In Johnson’s “Nags Head Woods,” one such reptile curls itself around an exotic tangle of vegetation, its head rising saucily above a conch shell. The artist reveals the snake in a pose of open-mouthed warning mode, revealing what the artist calls its “warning patch of pure white.” It’s an obvious touch, yet almost unnecessary: Hissing or no, the cottonmouth is clearly king of the canvas. (Likewise, the autumn-rich “Panthertown Valley,” a deeply lovely mountain vista, is sneakily dominated by a small black bear.)
Other Conservancy sites immortalized by Johnson include Ashe County’s Bluff Mountain, Brunswick County’s Green Swamp Preserve, the Black River, the Roanoke River, the Sandhills Longleaf Pine Forest, Horseshoe Lake and the Green Sea area (the latter a large complex of wetlands that spans five counties in the northeasternmost corner of North Carolina).
“[North Carolina is] really an incredibly diverse state,” Johnson muses. “We’ve got everything from semi-tropical conditions all the way up to [trees like] the spruce fir, which you would usually find only in Canada. … You have all these different ecosystems, this whole world, just in [this state].”
As a biological foundation to understanding the preserves, the physical details of flora and fauna received Johnson’s careful attention (“lichen growing down in drooping tangles from pines,” he notes beside a notebook sketch of swamp azalea). The artist clearly cut no corners during the project, and still speaks of that year with a weighted tone of wonder and gratitude.
But his color travels more lightly.
It’s hard to realize the impact of Johnson’s palette from photographs of the works: His hues are infused with the odd light of dreams and require personal inspection to fully appreciate.

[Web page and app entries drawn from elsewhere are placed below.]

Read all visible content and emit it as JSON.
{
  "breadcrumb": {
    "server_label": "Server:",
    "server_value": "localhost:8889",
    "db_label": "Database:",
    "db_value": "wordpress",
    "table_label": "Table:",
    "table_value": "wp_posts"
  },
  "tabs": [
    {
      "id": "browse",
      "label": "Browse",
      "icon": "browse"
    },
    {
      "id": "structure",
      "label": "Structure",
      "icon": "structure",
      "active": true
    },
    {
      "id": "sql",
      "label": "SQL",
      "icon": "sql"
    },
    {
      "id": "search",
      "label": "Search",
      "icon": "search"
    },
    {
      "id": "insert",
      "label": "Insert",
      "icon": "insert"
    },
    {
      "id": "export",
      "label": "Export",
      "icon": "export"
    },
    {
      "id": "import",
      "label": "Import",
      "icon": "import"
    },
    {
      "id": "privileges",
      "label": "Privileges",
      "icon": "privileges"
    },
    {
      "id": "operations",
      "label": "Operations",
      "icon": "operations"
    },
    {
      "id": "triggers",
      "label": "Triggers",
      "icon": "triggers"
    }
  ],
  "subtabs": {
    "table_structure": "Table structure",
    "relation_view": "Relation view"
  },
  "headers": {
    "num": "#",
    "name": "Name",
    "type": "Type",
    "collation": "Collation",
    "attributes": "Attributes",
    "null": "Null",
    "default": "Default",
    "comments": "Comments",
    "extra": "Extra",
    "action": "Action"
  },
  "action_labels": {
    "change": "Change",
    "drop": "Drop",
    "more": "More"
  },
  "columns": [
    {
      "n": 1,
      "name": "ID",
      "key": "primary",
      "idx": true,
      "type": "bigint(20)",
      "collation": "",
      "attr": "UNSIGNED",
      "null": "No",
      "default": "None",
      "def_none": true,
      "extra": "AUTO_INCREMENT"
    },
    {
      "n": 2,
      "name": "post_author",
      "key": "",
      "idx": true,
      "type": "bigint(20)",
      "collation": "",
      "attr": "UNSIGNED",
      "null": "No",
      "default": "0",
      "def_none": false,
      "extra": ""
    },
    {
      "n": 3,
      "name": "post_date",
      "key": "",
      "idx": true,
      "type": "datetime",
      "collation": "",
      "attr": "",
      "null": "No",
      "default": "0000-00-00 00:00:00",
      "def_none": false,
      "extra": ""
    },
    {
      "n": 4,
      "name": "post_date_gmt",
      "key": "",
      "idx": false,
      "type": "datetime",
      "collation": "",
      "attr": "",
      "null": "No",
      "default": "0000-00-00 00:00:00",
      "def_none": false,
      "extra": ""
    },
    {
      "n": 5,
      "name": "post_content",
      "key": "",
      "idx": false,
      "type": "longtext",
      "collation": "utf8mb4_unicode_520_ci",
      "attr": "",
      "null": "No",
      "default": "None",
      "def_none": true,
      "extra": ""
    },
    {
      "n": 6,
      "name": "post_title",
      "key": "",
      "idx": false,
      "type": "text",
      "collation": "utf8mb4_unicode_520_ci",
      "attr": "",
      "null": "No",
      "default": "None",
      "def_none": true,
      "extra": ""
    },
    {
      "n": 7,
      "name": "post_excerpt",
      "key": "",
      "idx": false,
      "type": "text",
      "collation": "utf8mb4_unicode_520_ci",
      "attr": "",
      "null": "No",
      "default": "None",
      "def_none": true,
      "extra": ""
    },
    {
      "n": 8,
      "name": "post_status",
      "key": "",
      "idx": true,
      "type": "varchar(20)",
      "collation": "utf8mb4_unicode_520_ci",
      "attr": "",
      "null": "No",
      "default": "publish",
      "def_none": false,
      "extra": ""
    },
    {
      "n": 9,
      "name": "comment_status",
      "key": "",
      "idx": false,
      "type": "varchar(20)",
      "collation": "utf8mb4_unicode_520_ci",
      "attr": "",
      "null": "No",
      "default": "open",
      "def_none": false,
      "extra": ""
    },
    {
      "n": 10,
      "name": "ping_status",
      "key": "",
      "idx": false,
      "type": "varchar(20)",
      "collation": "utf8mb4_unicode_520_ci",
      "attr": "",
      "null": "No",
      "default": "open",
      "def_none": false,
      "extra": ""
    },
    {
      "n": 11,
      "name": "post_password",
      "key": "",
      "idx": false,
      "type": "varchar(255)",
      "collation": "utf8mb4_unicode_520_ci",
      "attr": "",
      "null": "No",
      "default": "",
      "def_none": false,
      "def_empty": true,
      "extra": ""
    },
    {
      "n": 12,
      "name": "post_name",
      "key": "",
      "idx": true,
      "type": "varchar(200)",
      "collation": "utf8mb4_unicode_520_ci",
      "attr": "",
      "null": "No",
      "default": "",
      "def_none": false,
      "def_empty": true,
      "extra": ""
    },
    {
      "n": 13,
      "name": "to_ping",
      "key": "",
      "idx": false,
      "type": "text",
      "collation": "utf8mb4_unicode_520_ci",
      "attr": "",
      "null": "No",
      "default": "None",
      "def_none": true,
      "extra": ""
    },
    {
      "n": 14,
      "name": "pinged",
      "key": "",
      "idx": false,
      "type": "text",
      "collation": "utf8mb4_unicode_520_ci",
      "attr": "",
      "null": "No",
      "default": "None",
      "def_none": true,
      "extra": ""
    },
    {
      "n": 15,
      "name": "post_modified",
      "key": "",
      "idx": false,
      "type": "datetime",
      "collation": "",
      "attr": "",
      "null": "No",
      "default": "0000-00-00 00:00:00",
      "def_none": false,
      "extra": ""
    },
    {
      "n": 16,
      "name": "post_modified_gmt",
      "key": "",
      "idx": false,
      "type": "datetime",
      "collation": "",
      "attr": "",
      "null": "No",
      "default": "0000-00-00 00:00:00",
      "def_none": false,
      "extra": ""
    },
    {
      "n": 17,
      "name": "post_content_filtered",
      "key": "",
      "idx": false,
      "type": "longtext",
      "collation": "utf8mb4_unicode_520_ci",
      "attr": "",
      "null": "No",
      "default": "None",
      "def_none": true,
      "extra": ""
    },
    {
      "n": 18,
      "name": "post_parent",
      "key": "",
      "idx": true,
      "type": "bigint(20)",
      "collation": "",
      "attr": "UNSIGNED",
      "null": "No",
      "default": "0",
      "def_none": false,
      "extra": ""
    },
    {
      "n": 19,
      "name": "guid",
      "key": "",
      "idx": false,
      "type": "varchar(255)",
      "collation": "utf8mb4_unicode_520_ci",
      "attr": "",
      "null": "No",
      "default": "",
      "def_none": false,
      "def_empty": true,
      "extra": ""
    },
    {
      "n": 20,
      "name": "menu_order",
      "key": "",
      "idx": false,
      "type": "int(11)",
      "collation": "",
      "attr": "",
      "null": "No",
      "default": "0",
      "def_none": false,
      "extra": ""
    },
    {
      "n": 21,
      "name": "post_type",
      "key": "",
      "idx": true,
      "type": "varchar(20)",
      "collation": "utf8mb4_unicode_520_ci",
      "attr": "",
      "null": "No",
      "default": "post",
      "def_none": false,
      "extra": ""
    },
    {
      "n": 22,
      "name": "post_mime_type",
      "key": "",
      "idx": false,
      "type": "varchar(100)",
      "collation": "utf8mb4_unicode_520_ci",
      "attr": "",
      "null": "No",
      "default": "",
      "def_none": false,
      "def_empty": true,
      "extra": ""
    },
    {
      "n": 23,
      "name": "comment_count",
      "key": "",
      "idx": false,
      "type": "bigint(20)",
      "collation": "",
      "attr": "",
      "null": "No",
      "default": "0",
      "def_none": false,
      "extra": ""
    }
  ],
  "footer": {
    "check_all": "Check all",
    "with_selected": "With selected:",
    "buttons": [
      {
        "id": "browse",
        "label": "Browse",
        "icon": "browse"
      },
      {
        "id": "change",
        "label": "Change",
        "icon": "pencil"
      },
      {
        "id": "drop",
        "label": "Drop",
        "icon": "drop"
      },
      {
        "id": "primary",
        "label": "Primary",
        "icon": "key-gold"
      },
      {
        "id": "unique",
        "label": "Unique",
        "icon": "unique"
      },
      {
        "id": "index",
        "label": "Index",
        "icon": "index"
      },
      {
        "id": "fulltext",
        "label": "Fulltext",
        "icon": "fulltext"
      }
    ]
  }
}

Referring to a peculiarly gleaming lily in “Bluff Mountain,” the artist concedes, “I felt the painting needed that spot of bright[ness], so I intensified [the yellow]. Color is more subjective, for me.”
And his enchantment with color for its own sake is a force strong enough to transgress even sacred boundaries, it seems. “If I have to sacrifice botanical accuracy [to foster my vision], I’ll do it,” Johnson notes firmly.